Globalisation and Commercialisation in Social Sectors: Connecting Global Care Chains and Global Value Chains

Margaret Walton-Roberts

While the international mobility of nurses and other health professionals has long been a feature of national health systems, the dynamism of this mobility has intensified alongside globalization.  We need to understand the global migration of health professionals as a form of capital circulation across public-private systems shaped by an increasingly globally orientated corporatized health sector. Gendered analysis of nurse migration has also been encouraged by using intersectional analysis, understanding how race, class, gender, ethnicity, and nationality interact with labour market segmentation, as well as Global Care Chain (GCC) approaches, that reveal how the international division of reproductive labour depends on the extraction of care labour from feminized and racialized women in low-income nations by higher income nations (Parreñas, 2000). Other frameworks that bridge economic, labour and development geography, and incorporate multiple scales and sources of agency in commercial networks includes the concepts of global value chains (GVCs) and global production networks (GPNs) (Coe et al 2004). GPNs and GVCs are particularly relevant to this case since migrant health workers are incorporated into an evolving geographically extended labour process activated through numerous migration pathways. Yet despite the potential of combining the gendered analysis of GCC with GPNs, the disconnect between these concepts is evident.  This is unfortunate, since expanding GPN analysis through a gendered lens such as GCC encourages deeper analysis of the role of  the state, skills, and sex (gender and the household).

The state

The state remains an important actor in production systems, through industrial policy and regulatory governance.
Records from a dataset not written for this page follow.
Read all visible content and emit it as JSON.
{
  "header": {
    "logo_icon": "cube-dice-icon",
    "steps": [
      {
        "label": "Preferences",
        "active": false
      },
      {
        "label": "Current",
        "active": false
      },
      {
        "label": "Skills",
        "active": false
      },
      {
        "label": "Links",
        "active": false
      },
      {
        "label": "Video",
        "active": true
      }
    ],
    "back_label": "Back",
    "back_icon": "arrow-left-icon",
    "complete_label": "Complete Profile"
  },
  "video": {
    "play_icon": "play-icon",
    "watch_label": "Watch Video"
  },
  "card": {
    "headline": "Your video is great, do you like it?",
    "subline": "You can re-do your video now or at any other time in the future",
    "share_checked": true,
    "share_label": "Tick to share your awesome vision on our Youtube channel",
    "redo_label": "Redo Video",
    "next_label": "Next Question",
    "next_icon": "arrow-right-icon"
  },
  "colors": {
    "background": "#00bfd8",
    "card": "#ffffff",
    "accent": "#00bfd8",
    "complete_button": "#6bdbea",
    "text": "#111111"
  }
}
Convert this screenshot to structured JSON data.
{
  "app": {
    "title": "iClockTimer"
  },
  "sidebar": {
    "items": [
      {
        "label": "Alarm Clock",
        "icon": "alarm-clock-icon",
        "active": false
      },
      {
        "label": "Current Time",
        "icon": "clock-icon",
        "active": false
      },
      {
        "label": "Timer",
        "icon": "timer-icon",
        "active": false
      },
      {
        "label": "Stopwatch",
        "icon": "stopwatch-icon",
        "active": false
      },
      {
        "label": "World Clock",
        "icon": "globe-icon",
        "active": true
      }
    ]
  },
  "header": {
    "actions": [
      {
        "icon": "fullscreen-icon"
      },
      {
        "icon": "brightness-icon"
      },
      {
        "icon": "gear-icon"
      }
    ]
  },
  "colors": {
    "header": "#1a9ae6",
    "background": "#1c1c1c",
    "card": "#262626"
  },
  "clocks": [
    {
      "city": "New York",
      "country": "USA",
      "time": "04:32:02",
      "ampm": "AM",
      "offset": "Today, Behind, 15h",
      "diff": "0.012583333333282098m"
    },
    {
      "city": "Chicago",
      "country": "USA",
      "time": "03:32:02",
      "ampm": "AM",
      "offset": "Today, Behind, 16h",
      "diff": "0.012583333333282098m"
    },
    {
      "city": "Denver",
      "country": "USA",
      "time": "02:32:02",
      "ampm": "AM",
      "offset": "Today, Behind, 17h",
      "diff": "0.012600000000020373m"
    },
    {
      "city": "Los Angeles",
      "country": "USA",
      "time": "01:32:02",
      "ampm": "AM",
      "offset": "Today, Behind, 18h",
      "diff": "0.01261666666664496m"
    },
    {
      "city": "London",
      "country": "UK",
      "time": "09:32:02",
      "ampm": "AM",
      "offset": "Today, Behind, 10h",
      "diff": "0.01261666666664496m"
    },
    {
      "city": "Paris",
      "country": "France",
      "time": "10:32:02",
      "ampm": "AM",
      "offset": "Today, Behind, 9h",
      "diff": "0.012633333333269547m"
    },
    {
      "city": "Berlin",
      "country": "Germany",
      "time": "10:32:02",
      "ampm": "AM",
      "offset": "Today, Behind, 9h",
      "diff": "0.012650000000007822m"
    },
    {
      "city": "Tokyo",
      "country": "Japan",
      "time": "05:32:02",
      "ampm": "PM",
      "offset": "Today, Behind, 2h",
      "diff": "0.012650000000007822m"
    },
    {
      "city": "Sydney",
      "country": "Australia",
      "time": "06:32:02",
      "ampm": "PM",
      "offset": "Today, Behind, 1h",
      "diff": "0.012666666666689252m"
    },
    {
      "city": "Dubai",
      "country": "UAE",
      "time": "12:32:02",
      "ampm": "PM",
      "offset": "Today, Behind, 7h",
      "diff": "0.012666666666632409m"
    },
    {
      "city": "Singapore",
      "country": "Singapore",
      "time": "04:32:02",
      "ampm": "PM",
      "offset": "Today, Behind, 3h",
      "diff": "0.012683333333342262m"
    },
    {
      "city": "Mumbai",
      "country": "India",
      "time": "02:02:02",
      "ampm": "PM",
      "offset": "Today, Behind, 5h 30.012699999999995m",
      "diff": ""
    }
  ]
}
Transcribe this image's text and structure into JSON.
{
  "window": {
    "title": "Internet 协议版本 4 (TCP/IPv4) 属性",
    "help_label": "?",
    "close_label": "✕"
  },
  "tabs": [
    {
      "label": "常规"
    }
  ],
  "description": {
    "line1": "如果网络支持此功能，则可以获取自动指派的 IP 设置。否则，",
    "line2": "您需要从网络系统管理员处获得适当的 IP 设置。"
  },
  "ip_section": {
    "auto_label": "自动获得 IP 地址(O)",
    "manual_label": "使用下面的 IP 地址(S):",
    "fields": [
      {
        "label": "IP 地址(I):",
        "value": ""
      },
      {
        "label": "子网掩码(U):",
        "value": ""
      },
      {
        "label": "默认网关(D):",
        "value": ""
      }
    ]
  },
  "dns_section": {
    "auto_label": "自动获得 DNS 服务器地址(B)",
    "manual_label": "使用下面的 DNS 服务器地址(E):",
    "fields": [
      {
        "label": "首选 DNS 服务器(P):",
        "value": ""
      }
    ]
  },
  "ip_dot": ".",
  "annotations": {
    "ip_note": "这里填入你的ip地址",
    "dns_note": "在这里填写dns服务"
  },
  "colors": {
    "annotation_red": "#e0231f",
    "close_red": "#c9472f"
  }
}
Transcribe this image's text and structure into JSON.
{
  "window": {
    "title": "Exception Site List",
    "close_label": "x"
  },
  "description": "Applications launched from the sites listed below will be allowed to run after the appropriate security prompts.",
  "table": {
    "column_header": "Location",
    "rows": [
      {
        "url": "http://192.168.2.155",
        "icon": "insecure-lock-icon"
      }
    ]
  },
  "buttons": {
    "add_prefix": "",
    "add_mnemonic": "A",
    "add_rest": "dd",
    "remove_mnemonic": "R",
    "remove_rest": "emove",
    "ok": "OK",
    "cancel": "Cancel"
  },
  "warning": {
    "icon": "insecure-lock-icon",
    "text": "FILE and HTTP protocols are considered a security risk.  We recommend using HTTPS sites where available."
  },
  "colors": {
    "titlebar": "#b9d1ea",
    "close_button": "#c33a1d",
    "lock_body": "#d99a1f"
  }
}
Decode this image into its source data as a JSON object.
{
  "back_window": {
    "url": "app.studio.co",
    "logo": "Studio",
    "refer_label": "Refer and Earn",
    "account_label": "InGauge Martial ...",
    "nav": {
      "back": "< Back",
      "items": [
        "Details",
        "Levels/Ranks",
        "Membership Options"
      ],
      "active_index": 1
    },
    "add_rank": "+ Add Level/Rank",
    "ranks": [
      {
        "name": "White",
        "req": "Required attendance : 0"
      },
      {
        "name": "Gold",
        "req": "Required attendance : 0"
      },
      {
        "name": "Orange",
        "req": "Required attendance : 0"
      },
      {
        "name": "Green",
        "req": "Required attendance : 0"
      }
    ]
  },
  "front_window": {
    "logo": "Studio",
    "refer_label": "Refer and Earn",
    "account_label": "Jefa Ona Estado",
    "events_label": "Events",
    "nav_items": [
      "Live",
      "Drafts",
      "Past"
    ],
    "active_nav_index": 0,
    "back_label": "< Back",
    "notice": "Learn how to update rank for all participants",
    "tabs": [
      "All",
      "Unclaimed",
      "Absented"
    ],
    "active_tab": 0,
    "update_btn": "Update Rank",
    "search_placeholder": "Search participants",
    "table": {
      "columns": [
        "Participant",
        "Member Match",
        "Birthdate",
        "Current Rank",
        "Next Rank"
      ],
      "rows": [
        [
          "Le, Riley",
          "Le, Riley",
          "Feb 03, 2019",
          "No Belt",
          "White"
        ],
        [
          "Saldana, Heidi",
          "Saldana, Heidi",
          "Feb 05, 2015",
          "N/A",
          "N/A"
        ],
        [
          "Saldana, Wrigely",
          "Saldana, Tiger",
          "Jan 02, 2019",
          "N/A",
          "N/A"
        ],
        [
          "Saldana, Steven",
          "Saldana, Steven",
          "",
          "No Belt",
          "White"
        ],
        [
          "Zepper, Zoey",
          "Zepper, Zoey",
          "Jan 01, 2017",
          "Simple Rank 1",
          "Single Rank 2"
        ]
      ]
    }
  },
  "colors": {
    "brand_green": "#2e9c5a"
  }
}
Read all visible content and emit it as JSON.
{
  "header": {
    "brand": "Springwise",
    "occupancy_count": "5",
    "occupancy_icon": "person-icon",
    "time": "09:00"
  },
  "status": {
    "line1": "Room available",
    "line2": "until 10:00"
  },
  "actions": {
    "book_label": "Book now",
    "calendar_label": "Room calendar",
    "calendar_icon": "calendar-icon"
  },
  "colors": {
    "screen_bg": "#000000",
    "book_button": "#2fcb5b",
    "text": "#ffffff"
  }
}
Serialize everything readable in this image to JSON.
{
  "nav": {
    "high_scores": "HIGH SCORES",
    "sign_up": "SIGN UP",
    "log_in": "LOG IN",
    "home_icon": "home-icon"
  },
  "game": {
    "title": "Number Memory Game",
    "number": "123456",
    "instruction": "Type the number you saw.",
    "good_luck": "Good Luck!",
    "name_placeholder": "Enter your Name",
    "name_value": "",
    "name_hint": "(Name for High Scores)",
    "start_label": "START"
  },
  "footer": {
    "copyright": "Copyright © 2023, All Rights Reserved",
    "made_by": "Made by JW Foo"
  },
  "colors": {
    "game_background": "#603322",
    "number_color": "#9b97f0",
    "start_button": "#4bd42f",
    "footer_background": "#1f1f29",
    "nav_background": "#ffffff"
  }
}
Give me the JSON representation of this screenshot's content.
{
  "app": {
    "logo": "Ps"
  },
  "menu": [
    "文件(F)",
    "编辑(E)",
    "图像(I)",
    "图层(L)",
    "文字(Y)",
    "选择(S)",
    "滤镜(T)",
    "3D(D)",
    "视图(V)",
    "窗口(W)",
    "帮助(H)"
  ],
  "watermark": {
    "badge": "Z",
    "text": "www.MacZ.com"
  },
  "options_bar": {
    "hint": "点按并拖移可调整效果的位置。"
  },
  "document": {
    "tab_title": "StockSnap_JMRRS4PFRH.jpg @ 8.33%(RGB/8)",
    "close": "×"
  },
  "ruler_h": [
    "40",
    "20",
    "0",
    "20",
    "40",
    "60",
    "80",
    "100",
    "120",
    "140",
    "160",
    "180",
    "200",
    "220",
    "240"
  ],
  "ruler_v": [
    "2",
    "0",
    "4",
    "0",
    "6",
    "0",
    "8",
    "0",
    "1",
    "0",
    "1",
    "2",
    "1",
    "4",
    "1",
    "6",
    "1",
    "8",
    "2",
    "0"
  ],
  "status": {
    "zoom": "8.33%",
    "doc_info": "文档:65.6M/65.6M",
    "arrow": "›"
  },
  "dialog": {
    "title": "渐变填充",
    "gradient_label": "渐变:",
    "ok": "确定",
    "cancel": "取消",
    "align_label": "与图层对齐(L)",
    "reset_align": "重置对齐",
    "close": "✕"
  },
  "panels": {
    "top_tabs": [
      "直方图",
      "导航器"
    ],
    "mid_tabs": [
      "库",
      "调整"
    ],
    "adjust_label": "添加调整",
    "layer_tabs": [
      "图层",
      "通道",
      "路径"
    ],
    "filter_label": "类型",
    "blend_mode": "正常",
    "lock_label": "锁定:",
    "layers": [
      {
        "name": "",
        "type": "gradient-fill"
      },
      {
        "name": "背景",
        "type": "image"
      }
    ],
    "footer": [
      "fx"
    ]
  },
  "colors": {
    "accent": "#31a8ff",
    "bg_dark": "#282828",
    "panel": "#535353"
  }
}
Horner (2016) argues that the role of non-firm actors in production networks, including the state and public-private actors, has been further advanced using the GPN approach. Based on the emerging literature that does engage the state in GPNs, Horner suggests a typology of mechanisms of state influence in GPNs using the notions of facilitator, regulator, producer, and buyer. States can act to support or engage in these roles through policy decisions, but can also under regulate, or de-regulate sectors, such as in labour rights (Yeung 1998).


The development of GVCs and GPNs has allowed for more knowledge diffusion throughout supplier networks, but this also requires skills upgrading as states and firms attempt to derive more from higher value processes and activities. To assess the interactional effect between the state and firms the context must be understood in relation to local and national systems of training and the position of the state in the international division of labour. Value chain research explores outsourcing and externalization of functions across various firm boundaries, this has an impact on employment organization and conditions.  The reorganization of employment and labour processes that occurs within the GVC /GPN organizational forms must also be assessed from the perspective of major labour market divisions, including that of gender. 

Sex (gender) and the household

Wilma Dunaway (2014) has highlighted how early global systems thinking in commodity chains identified gender and the household as an essential element of the surplus value process embedded in global production. Despite the feminization of global labour in manufacturing and service work, the de-gendering of work on global production has been evident, with the absence of an assessment of the household scale in value chains especially evident (Yeates, 2004). Dunaway reminds us that scholars of value chains must understand biological reproduction in the household, the presence or absence of social protection during economic crisis, and the social reproduction of worker households and communities. Dunaway advocates that scholars of value chains overcome productivist and masculinist bias against the effective analysis of how productive and reproductive spheres overlap and intersect revealing how every economic system reflects the gendered patriarchal norms of its society, institutions, and social geography. The gender implications of health worker migration are particularly significant, since female migrants are overrepresented in health and personal care sectors of the global economy, which are often undervalued in terms of income security and status. While the specific policy context of migrant nurse integration into different national labour markets varies, there is a structural trajectory of convergence of such workers being incorporated into national health systems facing restructured or diminished state spending (Williams 2012).


Feminist inspired research on services in the care economy (child, dependent and elder care, health and personal services), has been developed through an extensive literature on the global care chain, but this approach has not been incorporated into broader literature on value chains and production networks. The corporatization, commoditization and privatization of health and personal care services mean they are an increasingly central feature of the productive economy. Health care is a leading sector for global growth, where total spending overall is growing faster than GDP, the time is ripe for our analysis of this sector to integrate global care chain with value chain or global productive network approaches.